Data
+++++

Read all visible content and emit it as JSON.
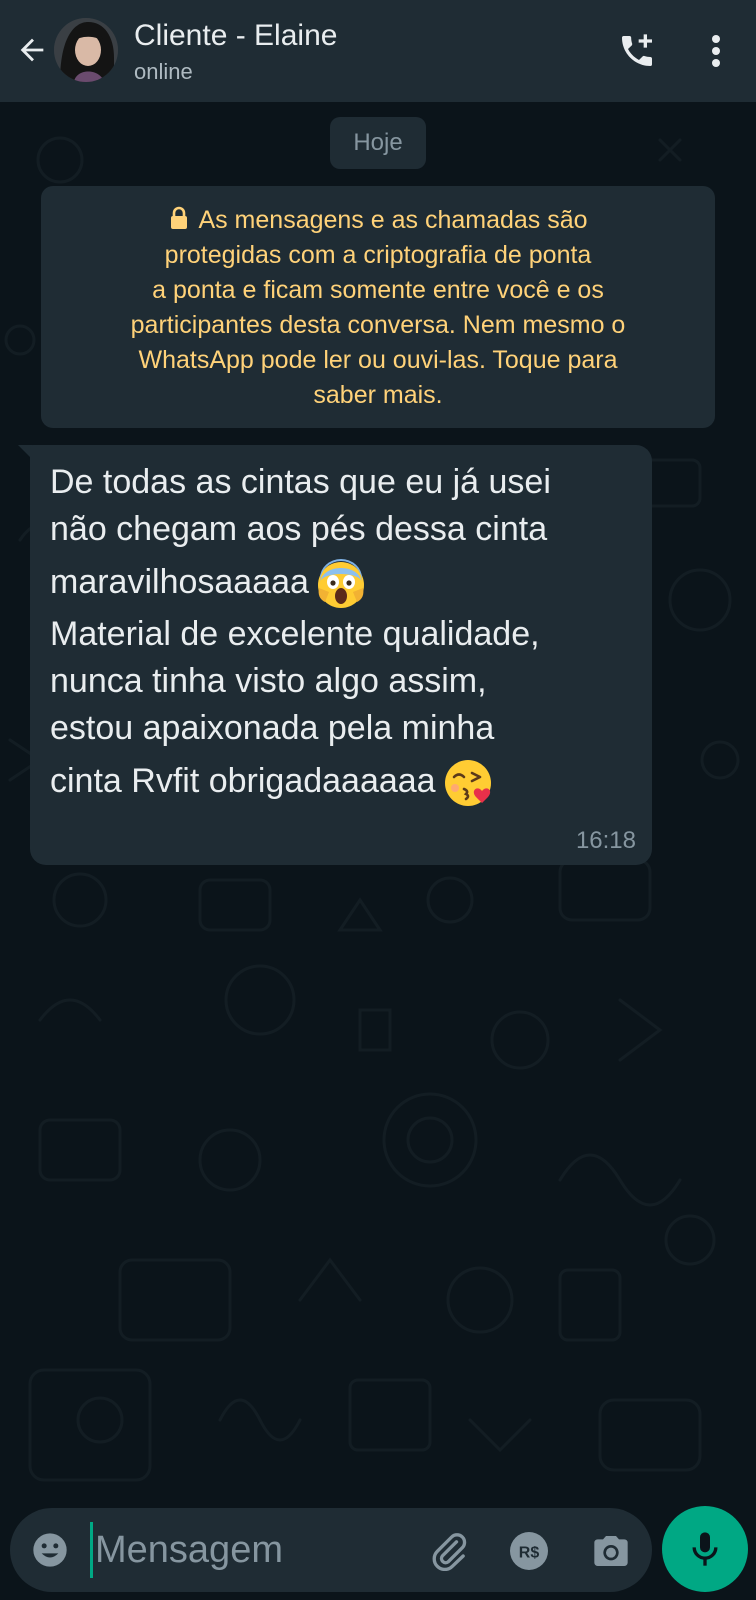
{
  "header": {
    "contact_name": "Cliente - Elaine",
    "status": "online",
    "back_icon": "arrow-left-icon",
    "call_icon": "add-call-icon",
    "menu_icon": "more-vertical-icon"
  },
  "chat": {
    "date_chip": "Hoje",
    "encryption_notice": {
      "lock_icon": "lock-icon",
      "lines": [
        "As mensagens e as chamadas são",
        "protegidas com a criptografia de ponta",
        "a ponta e ficam somente entre você e os",
        "participantes desta conversa. Nem mesmo o",
        "WhatsApp pode ler ou ouvi-las. Toque para",
        "saber mais."
      ],
      "color": "#ffd279"
    },
    "messages": [
      {
        "direction": "incoming",
        "lines": [
          "De todas as cintas que eu já usei",
          "não chegam aos pés dessa cinta",
          "maravilhosaaaaa",
          "Material de excelente qualidade,",
          "nunca tinha visto algo assim,",
          "estou apaixonada pela minha",
          "cinta Rvfit obrigadaaaaaa"
        ],
        "emojis": [
          "face-screaming-emoji",
          "face-blowing-kiss-emoji"
        ],
        "time": "16:18"
      }
    ]
  },
  "composer": {
    "placeholder": "Mensagem",
    "emoji_icon": "emoji-icon",
    "attach_icon": "paperclip-icon",
    "payment_icon": "payment-rs-icon",
    "payment_label": "R$",
    "camera_icon": "camera-icon",
    "mic_icon": "microphone-icon"
  },
  "colors": {
    "background": "#0b141a",
    "panel": "#1f2c34",
    "accent": "#00a884",
    "text_primary": "#e9edef",
    "text_secondary": "#8696a0"
  }
}
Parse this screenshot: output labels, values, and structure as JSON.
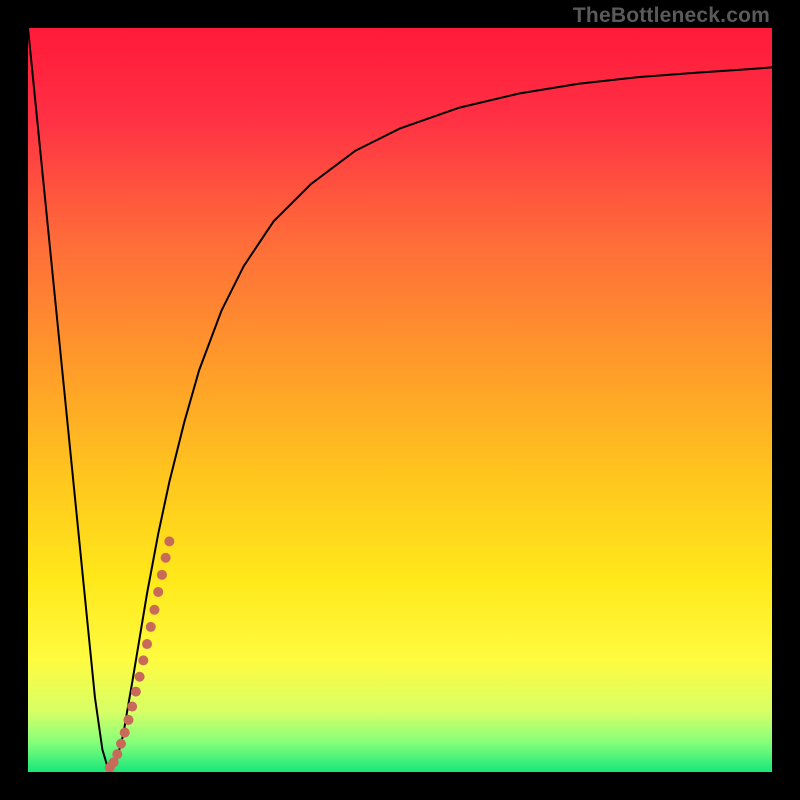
{
  "watermark": "TheBottleneck.com",
  "chart_data": {
    "type": "line",
    "title": "",
    "xlabel": "",
    "ylabel": "",
    "xlim": [
      0,
      100
    ],
    "ylim": [
      0,
      100
    ],
    "grid": false,
    "legend": false,
    "background_gradient": {
      "orientation": "vertical",
      "stops": [
        {
          "pos": 0.0,
          "color": "#ff1a3a"
        },
        {
          "pos": 0.12,
          "color": "#ff3044"
        },
        {
          "pos": 0.28,
          "color": "#ff6a3a"
        },
        {
          "pos": 0.45,
          "color": "#ff9a2a"
        },
        {
          "pos": 0.6,
          "color": "#ffc51e"
        },
        {
          "pos": 0.74,
          "color": "#ffe81a"
        },
        {
          "pos": 0.85,
          "color": "#fffb40"
        },
        {
          "pos": 0.92,
          "color": "#d6ff66"
        },
        {
          "pos": 0.96,
          "color": "#86ff7a"
        },
        {
          "pos": 1.0,
          "color": "#18e67a"
        }
      ]
    },
    "annotations": [
      {
        "text": "TheBottleneck.com",
        "position": "top-right",
        "color": "#5a5a5a"
      }
    ],
    "series": [
      {
        "name": "bottleneck-curve",
        "stroke": "#000000",
        "stroke_width": 2,
        "x": [
          0.0,
          1.5,
          3.0,
          4.5,
          6.0,
          7.5,
          9.0,
          10.0,
          10.6,
          11.0,
          11.3,
          11.7,
          12.0,
          12.8,
          13.3,
          14.0,
          15.0,
          16.0,
          17.5,
          19.0,
          21.0,
          23.0,
          26.0,
          29.0,
          33.0,
          38.0,
          44.0,
          50.0,
          58.0,
          66.0,
          74.0,
          82.0,
          90.0,
          96.0,
          100.0
        ],
        "y": [
          100.0,
          85.0,
          70.0,
          55.0,
          40.0,
          25.0,
          10.0,
          3.0,
          1.0,
          0.5,
          0.5,
          1.0,
          2.0,
          5.0,
          8.0,
          12.0,
          18.0,
          24.0,
          32.0,
          39.0,
          47.0,
          54.0,
          62.0,
          68.0,
          74.0,
          79.0,
          83.5,
          86.5,
          89.3,
          91.2,
          92.5,
          93.4,
          94.0,
          94.4,
          94.7
        ]
      },
      {
        "name": "highlight-region",
        "type": "scatter",
        "stroke": "#c86a5a",
        "fill": "#c86a5a",
        "marker": "circle",
        "marker_radius": 5,
        "x": [
          11.0,
          11.5,
          12.0,
          12.5,
          13.0,
          13.5,
          14.0,
          14.5,
          15.0,
          15.5,
          16.0,
          16.5,
          17.0,
          17.5,
          18.0,
          18.5,
          19.0
        ],
        "y": [
          0.6,
          1.3,
          2.4,
          3.8,
          5.3,
          7.0,
          8.8,
          10.8,
          12.8,
          15.0,
          17.2,
          19.5,
          21.8,
          24.2,
          26.5,
          28.8,
          31.0
        ]
      }
    ]
  }
}
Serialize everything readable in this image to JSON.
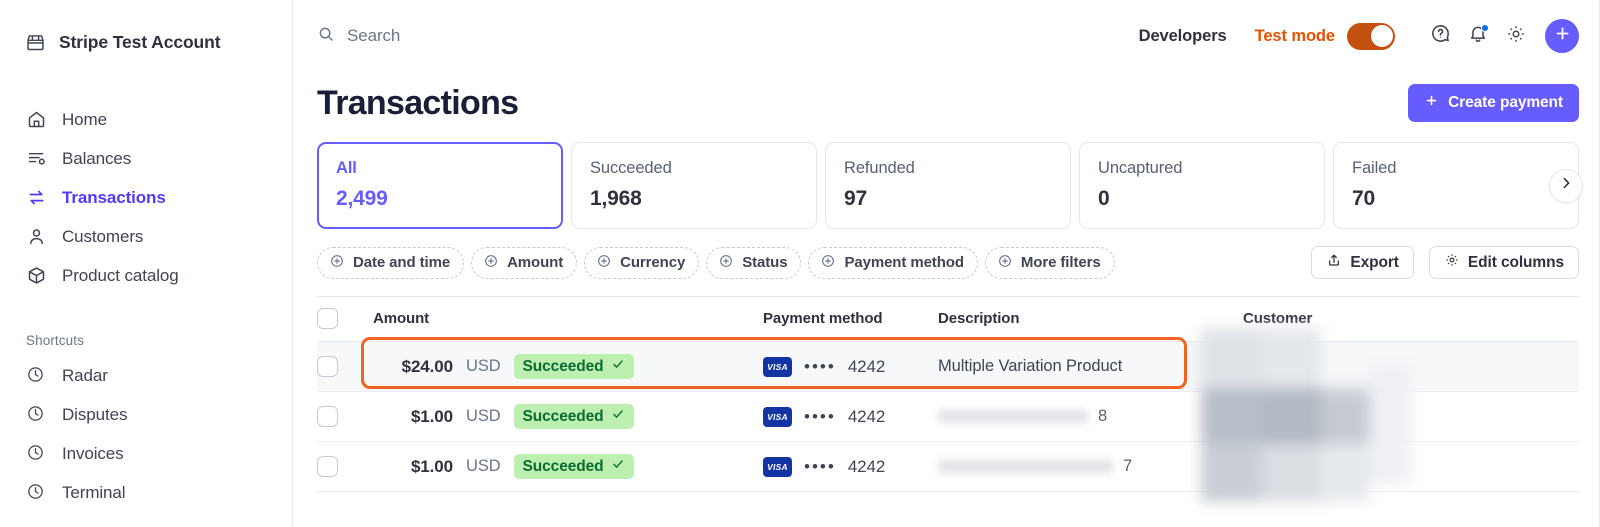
{
  "sidebar": {
    "account": {
      "name": "Stripe Test Account",
      "icon": "store-icon"
    },
    "items": [
      {
        "label": "Home",
        "icon": "home-icon",
        "active": false
      },
      {
        "label": "Balances",
        "icon": "balances-icon",
        "active": false
      },
      {
        "label": "Transactions",
        "icon": "transactions-icon",
        "active": true
      },
      {
        "label": "Customers",
        "icon": "customers-icon",
        "active": false
      },
      {
        "label": "Product catalog",
        "icon": "product-catalog-icon",
        "active": false
      }
    ],
    "shortcuts_title": "Shortcuts",
    "shortcuts": [
      {
        "label": "Radar",
        "icon": "clock-icon"
      },
      {
        "label": "Disputes",
        "icon": "clock-icon"
      },
      {
        "label": "Invoices",
        "icon": "clock-icon"
      },
      {
        "label": "Terminal",
        "icon": "clock-icon"
      }
    ]
  },
  "topbar": {
    "search_placeholder": "Search",
    "search_icon": "search-icon",
    "developers_label": "Developers",
    "test_mode_label": "Test mode",
    "test_mode_on": true,
    "help_icon": "help-icon",
    "notifications_icon": "bell-icon",
    "settings_icon": "gear-icon",
    "add_icon": "plus-icon"
  },
  "page": {
    "title": "Transactions",
    "create_button": "Create payment",
    "create_button_icon": "plus-icon"
  },
  "stats": [
    {
      "label": "All",
      "value": "2,499",
      "selected": true
    },
    {
      "label": "Succeeded",
      "value": "1,968",
      "selected": false
    },
    {
      "label": "Refunded",
      "value": "97",
      "selected": false
    },
    {
      "label": "Uncaptured",
      "value": "0",
      "selected": false
    },
    {
      "label": "Failed",
      "value": "70",
      "selected": false
    }
  ],
  "stats_next_icon": "chevron-right-icon",
  "filters": {
    "chips": [
      {
        "label": "Date and time",
        "icon": "plus-circle-icon"
      },
      {
        "label": "Amount",
        "icon": "plus-circle-icon"
      },
      {
        "label": "Currency",
        "icon": "plus-circle-icon"
      },
      {
        "label": "Status",
        "icon": "plus-circle-icon"
      },
      {
        "label": "Payment method",
        "icon": "plus-circle-icon"
      },
      {
        "label": "More filters",
        "icon": "plus-circle-icon"
      }
    ],
    "export_label": "Export",
    "export_icon": "export-icon",
    "edit_columns_label": "Edit columns",
    "edit_columns_icon": "gear-icon"
  },
  "table": {
    "columns": [
      "Amount",
      "Payment method",
      "Description",
      "Customer"
    ],
    "rows": [
      {
        "amount": "$24.00",
        "currency": "USD",
        "status": "Succeeded",
        "status_icon": "check-icon",
        "card_brand": "VISA",
        "card_mask": "••••",
        "card_last4": "4242",
        "description": "Multiple Variation Product",
        "description_redacted": false,
        "customer_redacted": true,
        "highlighted": true
      },
      {
        "amount": "$1.00",
        "currency": "USD",
        "status": "Succeeded",
        "status_icon": "check-icon",
        "card_brand": "VISA",
        "card_mask": "••••",
        "card_last4": "4242",
        "description": "8",
        "description_redacted": true,
        "customer_redacted": true,
        "highlighted": false
      },
      {
        "amount": "$1.00",
        "currency": "USD",
        "status": "Succeeded",
        "status_icon": "check-icon",
        "card_brand": "VISA",
        "card_mask": "••••",
        "card_last4": "4242",
        "description": "7",
        "description_redacted": true,
        "customer_redacted": true,
        "highlighted": false
      }
    ]
  },
  "colors": {
    "accent_purple": "#675dff",
    "test_mode_orange": "#e25300",
    "highlight_orange": "#f26322",
    "success_green_bg": "#bdf0b0",
    "success_green_text": "#0b6b30",
    "visa_blue": "#1434a4"
  }
}
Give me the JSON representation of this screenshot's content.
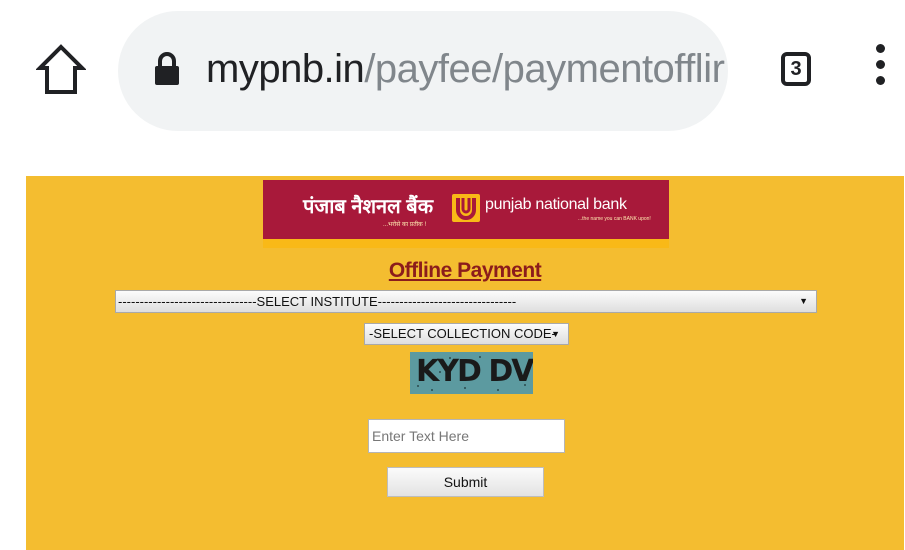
{
  "browser": {
    "url_host": "mypnb.in",
    "url_path": "/payfee/paymentofflir",
    "tab_count": "3",
    "icons": [
      "home-icon",
      "lock-icon",
      "tab-switcher-icon",
      "more-menu-icon"
    ]
  },
  "logo": {
    "hindi_name": "पंजाब नैशनल बैंक",
    "hindi_tagline": "...भरोसे का प्रतीक !",
    "english_name": "punjab national bank",
    "english_tagline": "...the name you can BANK upon!",
    "colors": {
      "red": "#a8193a",
      "yellow": "#f9b917"
    }
  },
  "form": {
    "title": "Offline Payment",
    "institute_select": "--------------------------------SELECT INSTITUTE--------------------------------",
    "collection_code_select": "-SELECT COLLECTION CODE-",
    "captcha_text": "KYD DV",
    "captcha_placeholder": "Enter Text Here",
    "submit_label": "Submit"
  },
  "colors": {
    "page_background": "#f4bd30",
    "title": "#8b1c1c"
  }
}
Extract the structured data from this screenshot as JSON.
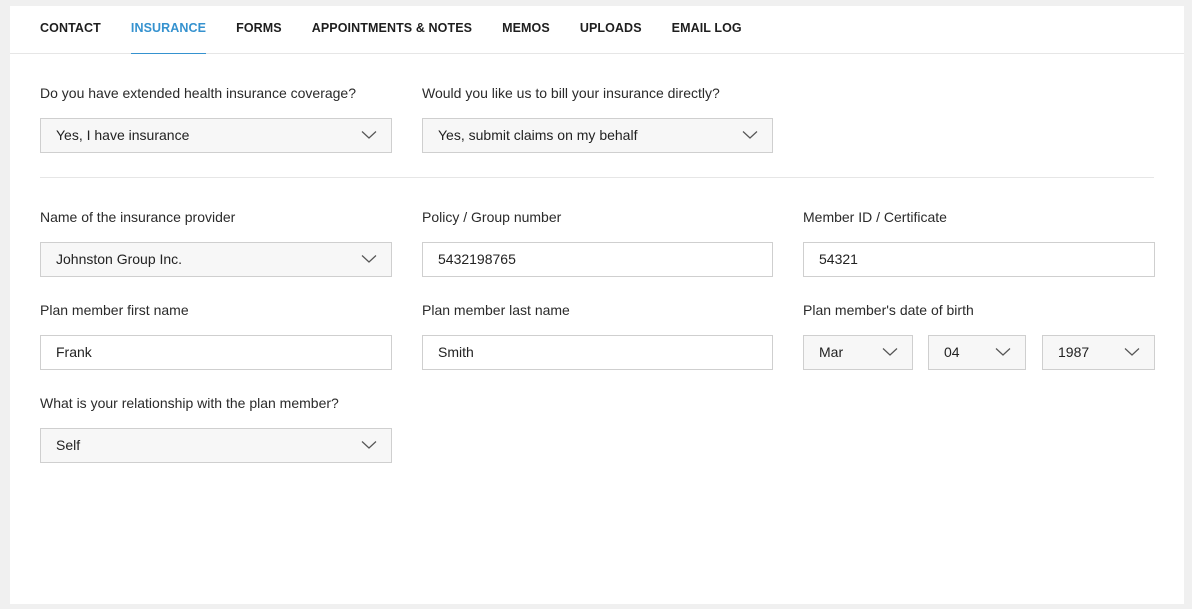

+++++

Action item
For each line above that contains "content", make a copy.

Solution for this exercise
Read all visible content and emit it as JSON.
Give me the JSON representation of this screenshot's content.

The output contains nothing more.